Publications Database

Welcome to the new Schulich Peer-Reviewed Publication Database!

The database is currently in beta-testing and will be updated with more features as time goes on. In the meantime, stakeholders are free to explore our faculty’s numerous works. The left-hand panel affords the ability to search by the following:

  • Faculty Member’s Name;
  • Area of Expertise;
  • Whether the Publication is Open-Access (free for public download);
  • Journal Name; and
  • Date Range.

At present, the database covers publications from 2012 to 2020, but will extend further back in the future. In addition to listing publications, the database includes two types of impact metrics: Altmetrics and Plum. The database will be updated annually with most recent publications from our faculty.

If you have any questions or input, please don’t hesitate to get in touch.


Search Results

Belk, R. and Mardon, R. (2018). "Materializing Digital Collecting: An Extended View of Digital Materiality", Marketing Theory, 18(4), 543-570.

Open Access Download
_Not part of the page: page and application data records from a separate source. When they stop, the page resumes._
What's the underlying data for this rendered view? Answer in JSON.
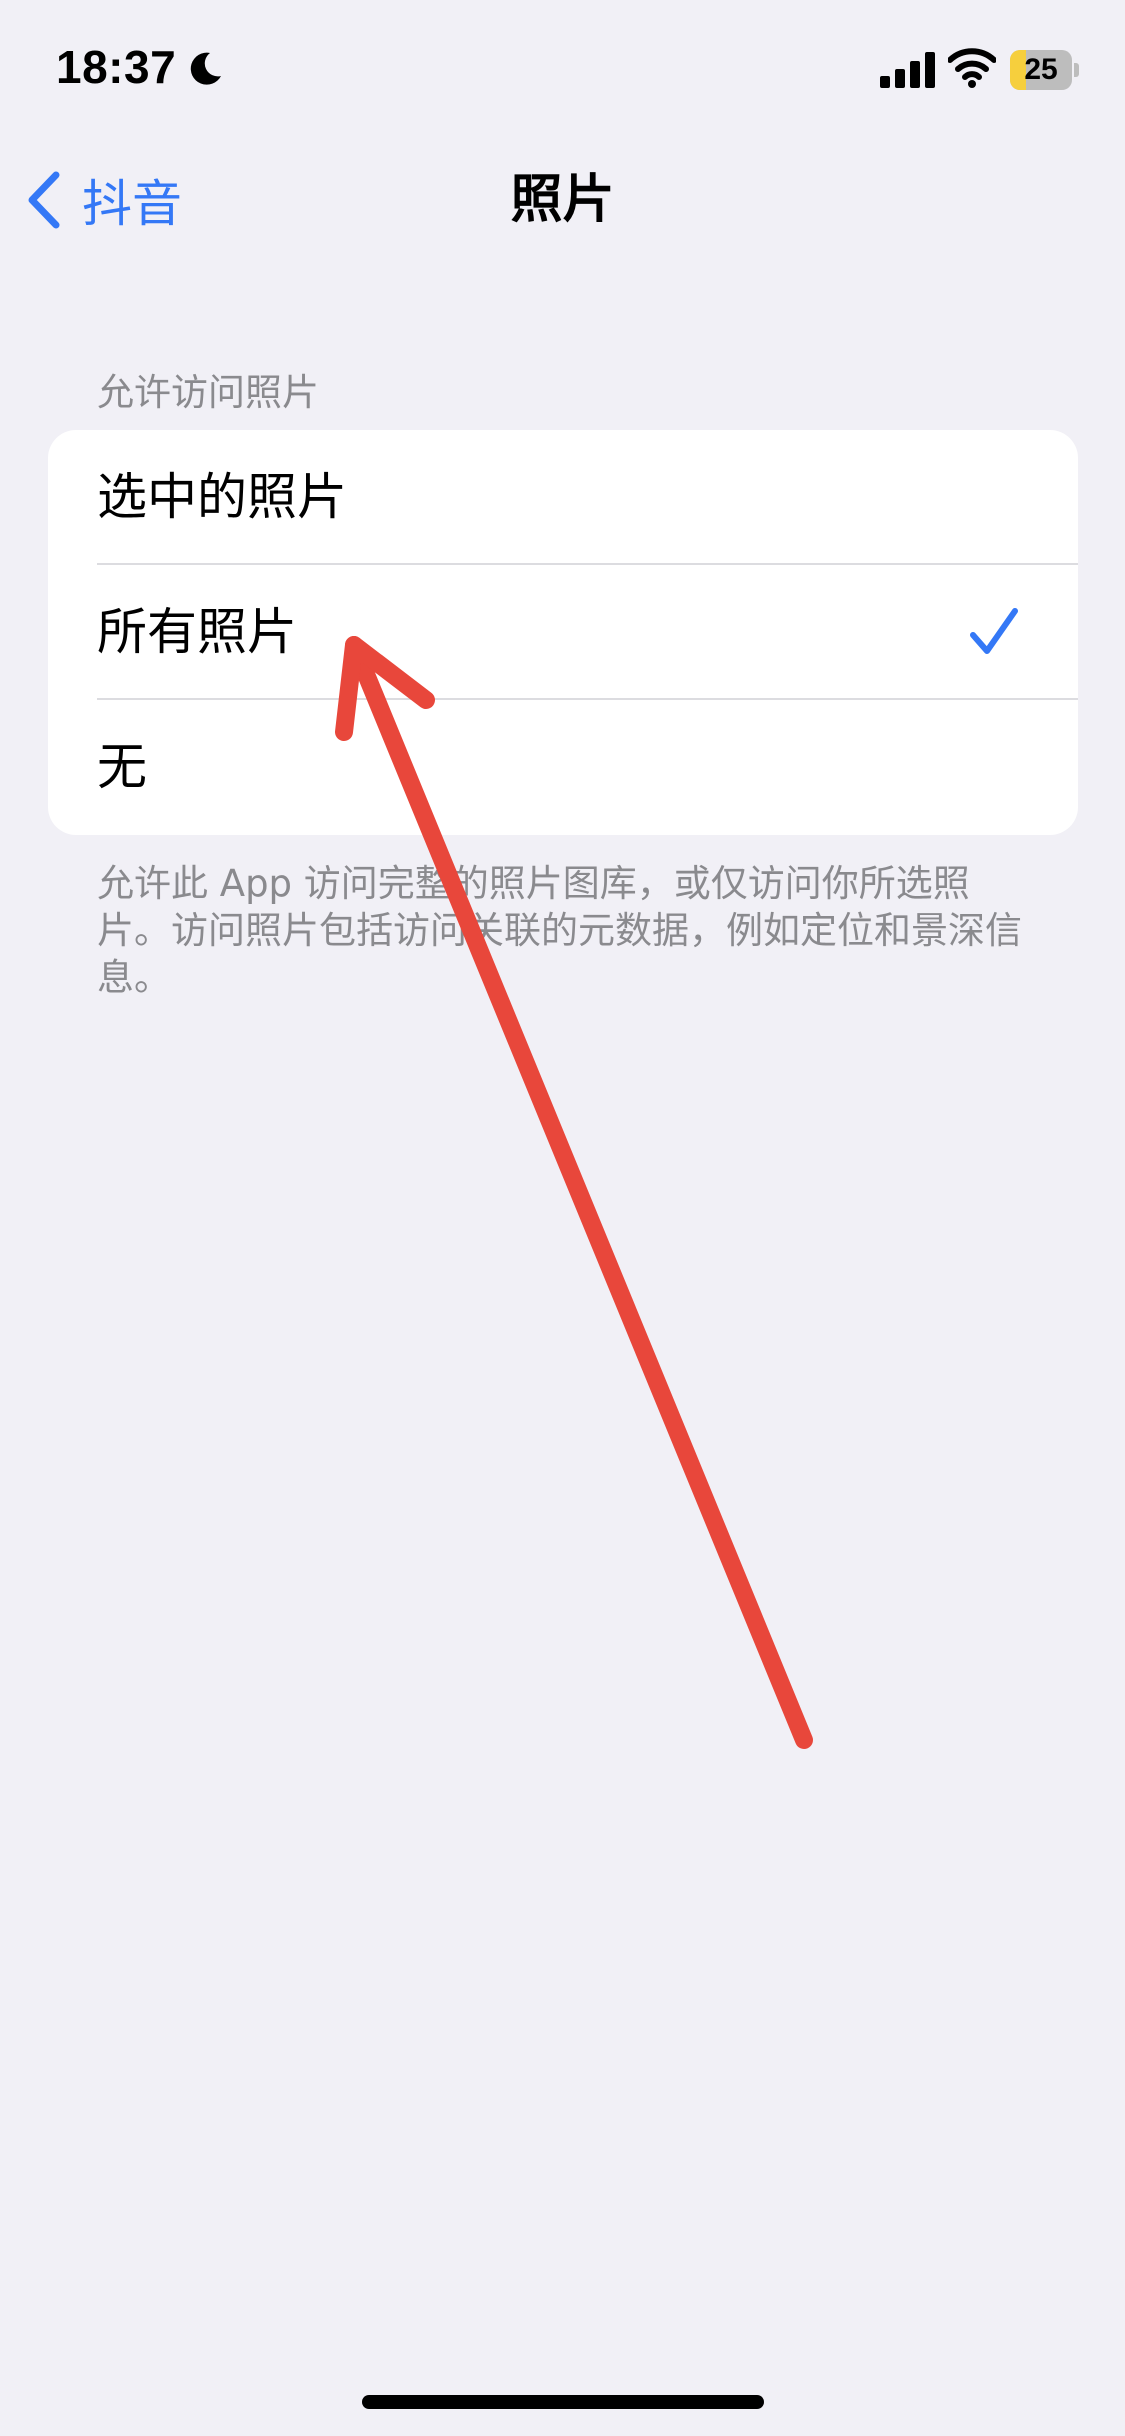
{
  "status_bar": {
    "time": "18:37",
    "battery_level": "25",
    "battery_fraction": 0.25,
    "icons": [
      "moon-icon",
      "signal-icon",
      "wifi-icon",
      "battery-icon"
    ]
  },
  "nav": {
    "back_label": "抖音",
    "title": "照片"
  },
  "section": {
    "header": "允许访问照片",
    "options": [
      {
        "label": "选中的照片",
        "selected": false
      },
      {
        "label": "所有照片",
        "selected": true
      },
      {
        "label": "无",
        "selected": false
      }
    ],
    "footer": "允许此 App 访问完整的照片图库，或仅访问你所选照片。访问照片包括访问关联的元数据，例如定位和景深信息。"
  },
  "colors": {
    "background": "#f1f0f6",
    "accent": "#3478f6",
    "annotation_arrow": "#e8473b",
    "battery_low": "#f6cf3d"
  }
}
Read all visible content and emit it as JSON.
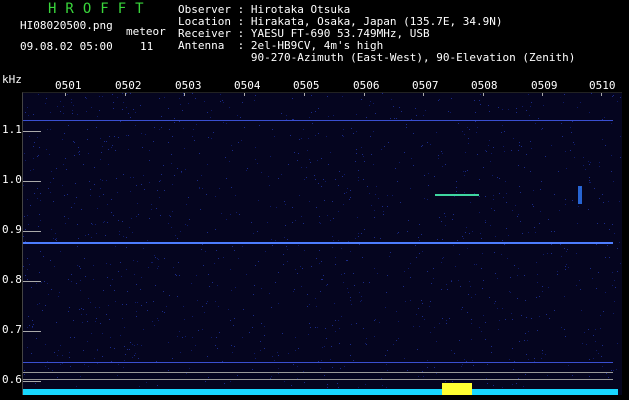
{
  "header": {
    "title": "HROFFT",
    "filename": "HI08020500.png",
    "meteor_label": "meteor",
    "datetime": "09.08.02 05:00",
    "meteor_count": "11"
  },
  "station": {
    "observer": "Observer : Hirotaka Otsuka",
    "location": "Location : Hirakata, Osaka, Japan (135.7E, 34.9N)",
    "receiver": "Receiver : YAESU FT-690 53.749MHz, USB",
    "antenna": "Antenna  : 2el-HB9CV, 4m's high",
    "antenna_detail": "           90-270-Azimuth (East-West), 90-Elevation (Zenith)"
  },
  "axes": {
    "y_unit": "kHz",
    "y_ticks": [
      "1.1",
      "1.0",
      "0.9",
      "0.8",
      "0.7",
      "0.6"
    ],
    "x_ticks": [
      "0501",
      "0502",
      "0503",
      "0504",
      "0505",
      "0506",
      "0507",
      "0508",
      "0509",
      "0510"
    ]
  },
  "colors": {
    "title": "#39d63b",
    "background": "#05051f",
    "carrier_line": "#4d7dff",
    "spectrum_bar": "#18d8ff",
    "meteor_echo": "#ffff33"
  }
}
Abstract If digital objects are abundant and ubiquitous, why should consumers pay for, much less collect them? The qualities of digital code present numerous challenges for collecting, yet digital collecting can and does occur. We explore the role of companies in constructing digital consumption objects that encourage and support collecting behaviours, identifying material configuration techniques that materialize these objects as elusive and authentic. Such techniques, we argue, may facilitate those pleasures of collecting otherwise absent in the digital realm. We extend theories of collecting by highlighting the role of objects and the companies that construct them in materializing digital collecting. More broadly, we extend theories of digital materiality by highlighting processes of digital material configuration that occur in the pre-objectification phase of materialization, acknowledging the role of marketing and design in shaping the qualities exhibited by digital consumption objects and, consequently, related consumption behaviours and experiences.